══ RECORDS FOR THIS EXERCISE

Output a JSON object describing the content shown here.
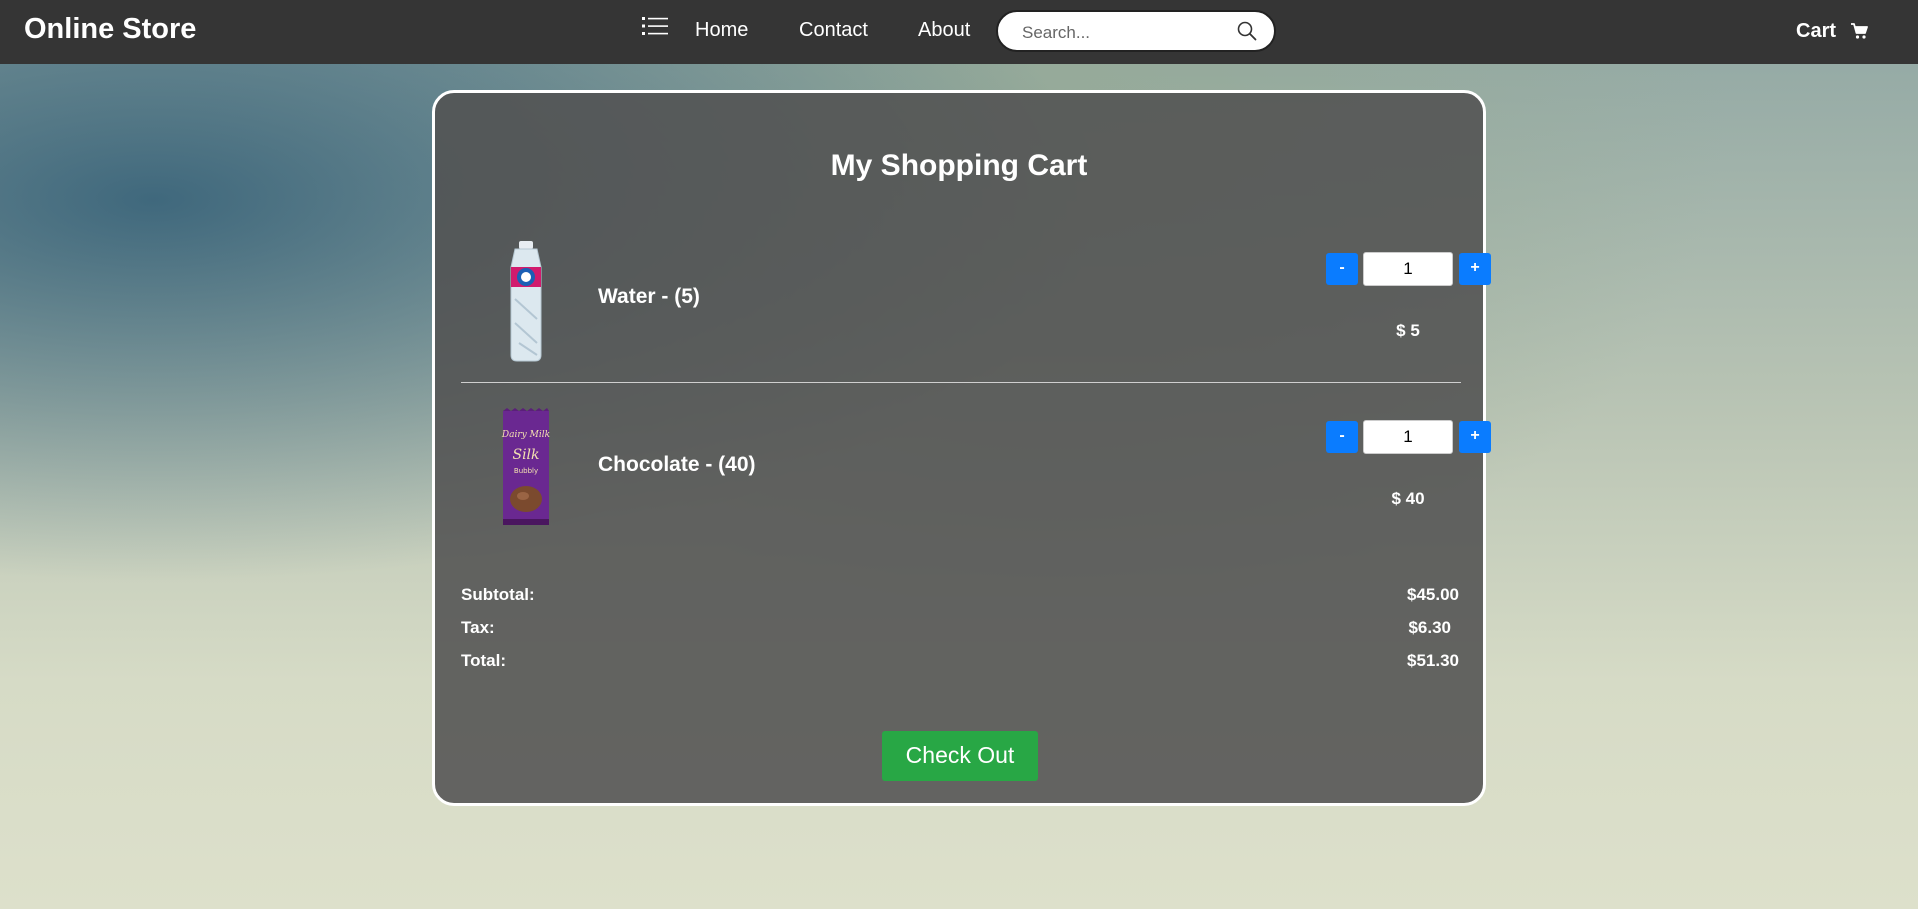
{
  "navbar": {
    "brand": "Online Store",
    "links": [
      "Home",
      "Contact",
      "About"
    ],
    "search_placeholder": "Search...",
    "cart_label": "Cart"
  },
  "cart": {
    "title": "My Shopping Cart",
    "items": [
      {
        "name": "Water - (5)",
        "quantity": "1",
        "price": "$ 5",
        "decrement": "-",
        "increment": "+"
      },
      {
        "name": "Chocolate - (40)",
        "quantity": "1",
        "price": "$ 40",
        "decrement": "-",
        "increment": "+"
      }
    ],
    "summary": {
      "subtotal_label": "Subtotal:",
      "subtotal": "$45.00",
      "tax_label": "Tax:",
      "tax": "$6.30",
      "total_label": "Total:",
      "total": "$51.30"
    },
    "checkout_label": "Check Out"
  },
  "colors": {
    "navbar": "#353535",
    "qty_button": "#0a7cff",
    "checkout": "#28a745"
  },
  "icons": [
    "list-icon",
    "search-icon",
    "shopping-cart-icon"
  ]
}
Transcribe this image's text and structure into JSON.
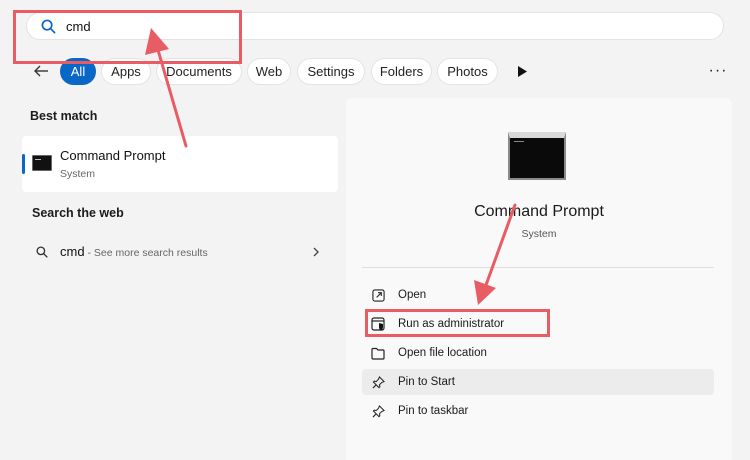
{
  "search": {
    "value": "cmd",
    "icon": "search-icon"
  },
  "filters": {
    "back_icon": "back-arrow-icon",
    "items": [
      {
        "label": "All",
        "active": true
      },
      {
        "label": "Apps"
      },
      {
        "label": "Documents"
      },
      {
        "label": "Web"
      },
      {
        "label": "Settings"
      },
      {
        "label": "Folders"
      },
      {
        "label": "Photos"
      }
    ],
    "more_label": "···"
  },
  "best_match": {
    "heading": "Best match",
    "title": "Command Prompt",
    "subtitle": "System"
  },
  "web": {
    "heading": "Search the web",
    "query": "cmd",
    "suffix": " - See more search results"
  },
  "detail": {
    "title": "Command Prompt",
    "subtitle": "System",
    "actions": [
      {
        "label": "Open",
        "icon": "open-external-icon"
      },
      {
        "label": "Run as administrator",
        "icon": "shield-admin-icon"
      },
      {
        "label": "Open file location",
        "icon": "folder-icon"
      },
      {
        "label": "Pin to Start",
        "icon": "pin-icon"
      },
      {
        "label": "Pin to taskbar",
        "icon": "pin-icon"
      }
    ]
  },
  "colors": {
    "accent": "#0b67c6",
    "annotation": "#e85d64"
  }
}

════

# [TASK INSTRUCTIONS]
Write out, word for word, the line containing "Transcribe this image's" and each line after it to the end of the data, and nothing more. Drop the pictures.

# [RESPONSE AREA]
Transcribe this image's text and structure into JSON.
{
  "search": {
    "value": "cmd",
    "icon": "search-icon"
  },
  "filters": {
    "back_icon": "back-arrow-icon",
    "items": [
      {
        "label": "All",
        "active": true
      },
      {
        "label": "Apps"
      },
      {
        "label": "Documents"
      },
      {
        "label": "Web"
      },
      {
        "label": "Settings"
      },
      {
        "label": "Folders"
      },
      {
        "label": "Photos"
      }
    ],
    "more_label": "···"
  },
  "best_match": {
    "heading": "Best match",
    "title": "Command Prompt",
    "subtitle": "System"
  },
  "web": {
    "heading": "Search the web",
    "query": "cmd",
    "suffix": " - See more search results"
  },
  "detail": {
    "title": "Command Prompt",
    "subtitle": "System",
    "actions": [
      {
        "label": "Open",
        "icon": "open-external-icon"
      },
      {
        "label": "Run as administrator",
        "icon": "shield-admin-icon"
      },
      {
        "label": "Open file location",
        "icon": "folder-icon"
      },
      {
        "label": "Pin to Start",
        "icon": "pin-icon"
      },
      {
        "label": "Pin to taskbar",
        "icon": "pin-icon"
      }
    ]
  },
  "colors": {
    "accent": "#0b67c6",
    "annotation": "#e85d64"
  }
}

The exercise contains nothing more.